Combine the Buddhist and psychological definitions of attachment and there arises an amazing synchronicity. Imagine a wheel with a central hub and spokes reaching out. The hub is associated with attachment in the psychological sense, the basic and underlying principle by which all personality and behavior stem out of. Within this is biology, genetics, social influences, etc. all in an interconnected web of natural causation. The spokes are our attempts at connecting with objects, both people and things and events. The outer wheel is the totality of existence, of which the spokes are only connecting to particular instantiations. Buddhism would note here that the better perspective is to dwell on the wheel itself and see the whole as opposed to becoming “attached” to the singularity of which our connection is only momentarily pointing to. Broadening the focus will incorporate more of existence into our awareness and work on what Siegel notes is the goal of attachment theory and healthy living: integration.

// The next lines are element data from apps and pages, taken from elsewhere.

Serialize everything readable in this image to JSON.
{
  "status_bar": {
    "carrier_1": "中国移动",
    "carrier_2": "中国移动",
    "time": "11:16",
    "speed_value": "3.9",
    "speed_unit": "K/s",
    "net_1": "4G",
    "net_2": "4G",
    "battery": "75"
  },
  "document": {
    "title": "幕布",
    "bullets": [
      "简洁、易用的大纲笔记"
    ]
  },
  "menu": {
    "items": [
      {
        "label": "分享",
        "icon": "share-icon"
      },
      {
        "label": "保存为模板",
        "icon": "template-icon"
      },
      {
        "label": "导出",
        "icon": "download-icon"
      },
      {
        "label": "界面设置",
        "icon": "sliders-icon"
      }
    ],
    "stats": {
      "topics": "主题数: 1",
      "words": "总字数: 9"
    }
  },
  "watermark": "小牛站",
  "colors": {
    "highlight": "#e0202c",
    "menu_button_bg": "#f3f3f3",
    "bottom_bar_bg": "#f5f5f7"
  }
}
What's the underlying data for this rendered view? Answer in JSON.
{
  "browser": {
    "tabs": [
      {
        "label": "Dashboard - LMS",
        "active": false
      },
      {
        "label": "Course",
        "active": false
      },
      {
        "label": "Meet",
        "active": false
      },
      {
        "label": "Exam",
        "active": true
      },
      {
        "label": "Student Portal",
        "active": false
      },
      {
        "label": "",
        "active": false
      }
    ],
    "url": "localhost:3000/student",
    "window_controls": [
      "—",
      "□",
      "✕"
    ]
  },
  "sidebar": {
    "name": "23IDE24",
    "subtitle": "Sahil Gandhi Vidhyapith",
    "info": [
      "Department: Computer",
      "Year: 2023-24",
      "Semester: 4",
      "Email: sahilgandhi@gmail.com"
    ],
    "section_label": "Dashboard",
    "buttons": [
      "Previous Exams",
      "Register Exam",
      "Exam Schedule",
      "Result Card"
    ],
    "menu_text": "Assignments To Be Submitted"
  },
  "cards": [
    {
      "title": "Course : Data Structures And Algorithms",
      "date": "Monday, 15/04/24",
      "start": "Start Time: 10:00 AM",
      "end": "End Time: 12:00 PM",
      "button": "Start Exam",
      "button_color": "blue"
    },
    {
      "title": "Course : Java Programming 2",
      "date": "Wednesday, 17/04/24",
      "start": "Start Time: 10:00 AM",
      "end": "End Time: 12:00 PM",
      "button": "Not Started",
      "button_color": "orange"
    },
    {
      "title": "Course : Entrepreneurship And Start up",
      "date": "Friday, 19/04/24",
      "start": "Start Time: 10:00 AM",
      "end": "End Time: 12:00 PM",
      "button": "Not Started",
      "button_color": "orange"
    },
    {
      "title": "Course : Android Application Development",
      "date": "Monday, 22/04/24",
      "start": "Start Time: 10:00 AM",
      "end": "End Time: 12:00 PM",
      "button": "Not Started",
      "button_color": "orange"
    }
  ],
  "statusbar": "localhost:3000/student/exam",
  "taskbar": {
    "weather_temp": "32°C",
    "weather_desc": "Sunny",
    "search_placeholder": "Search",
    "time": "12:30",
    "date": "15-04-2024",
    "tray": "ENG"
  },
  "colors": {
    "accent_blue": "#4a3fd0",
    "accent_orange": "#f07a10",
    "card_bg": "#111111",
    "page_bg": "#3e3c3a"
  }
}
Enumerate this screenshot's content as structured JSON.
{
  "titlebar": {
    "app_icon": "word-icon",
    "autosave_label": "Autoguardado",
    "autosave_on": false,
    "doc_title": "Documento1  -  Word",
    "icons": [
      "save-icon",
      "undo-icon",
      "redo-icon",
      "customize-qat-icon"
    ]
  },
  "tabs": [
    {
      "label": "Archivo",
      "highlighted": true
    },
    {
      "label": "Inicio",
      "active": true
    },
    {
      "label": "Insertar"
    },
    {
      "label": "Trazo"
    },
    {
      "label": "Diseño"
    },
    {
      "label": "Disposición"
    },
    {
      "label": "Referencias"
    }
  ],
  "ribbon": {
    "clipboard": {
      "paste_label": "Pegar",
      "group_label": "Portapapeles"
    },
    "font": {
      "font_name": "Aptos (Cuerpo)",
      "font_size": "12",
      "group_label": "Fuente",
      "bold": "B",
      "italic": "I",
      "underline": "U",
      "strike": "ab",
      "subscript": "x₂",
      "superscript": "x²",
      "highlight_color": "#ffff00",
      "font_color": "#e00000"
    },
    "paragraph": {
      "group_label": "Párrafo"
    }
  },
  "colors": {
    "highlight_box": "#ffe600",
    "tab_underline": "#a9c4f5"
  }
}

I want to end on a personal reflection. In relating to ourselves and others we should keep in mind both uses of the term attachment here, in recognizing the role relationships play in the creation of our narratives and how we relate to others, and also recognizing the Buddhist understanding of the transitory nature of all things. When we become attached in the Buddhist sense, whether it be to a particular object as in possessions or in a particular facet of a person as in a supposed deficit or error, we lose sight of the reality that all singularities, whether people or objects, are part of a vast interconnected web reaching all the way down to quarks and muons and all the way up to galaxies and universes. As I pointed out in the last entry, we are all in this thing called existence together. As we broaden our minds to become aware of more and more, we begin to understand how enormous the “together” really is.
© David Teachout